TASK DESCRIPTION:
Gather every line below where "icon" appears.

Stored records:
· · · · · · ·

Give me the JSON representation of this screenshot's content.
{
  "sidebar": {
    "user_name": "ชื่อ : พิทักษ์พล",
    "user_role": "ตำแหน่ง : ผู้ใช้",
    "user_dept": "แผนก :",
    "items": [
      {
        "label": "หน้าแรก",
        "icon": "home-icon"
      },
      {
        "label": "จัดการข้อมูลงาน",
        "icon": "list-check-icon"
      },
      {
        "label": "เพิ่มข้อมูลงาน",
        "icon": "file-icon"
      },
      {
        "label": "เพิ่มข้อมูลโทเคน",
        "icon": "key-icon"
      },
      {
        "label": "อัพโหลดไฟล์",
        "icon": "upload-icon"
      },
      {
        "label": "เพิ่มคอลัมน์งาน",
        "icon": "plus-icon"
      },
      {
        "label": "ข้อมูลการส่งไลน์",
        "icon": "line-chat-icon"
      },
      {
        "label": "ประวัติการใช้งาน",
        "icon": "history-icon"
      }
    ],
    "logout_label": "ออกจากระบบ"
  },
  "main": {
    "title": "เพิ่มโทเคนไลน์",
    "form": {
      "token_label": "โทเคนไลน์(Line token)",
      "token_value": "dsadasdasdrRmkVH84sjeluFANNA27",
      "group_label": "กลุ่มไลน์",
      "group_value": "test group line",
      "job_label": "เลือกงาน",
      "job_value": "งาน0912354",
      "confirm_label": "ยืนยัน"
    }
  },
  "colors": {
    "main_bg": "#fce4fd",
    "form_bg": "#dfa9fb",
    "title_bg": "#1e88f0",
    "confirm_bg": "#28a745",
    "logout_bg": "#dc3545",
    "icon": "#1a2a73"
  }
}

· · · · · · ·

RESPONSE BELOW:
        "icon": "home-icon"
        "icon": "list-check-icon"
        "icon": "file-icon"
        "icon": "key-icon"
        "icon": "upload-icon"
        "icon": "plus-icon"
        "icon": "line-chat-icon"
        "icon": "history-icon"
    "icon": "#1a2a73"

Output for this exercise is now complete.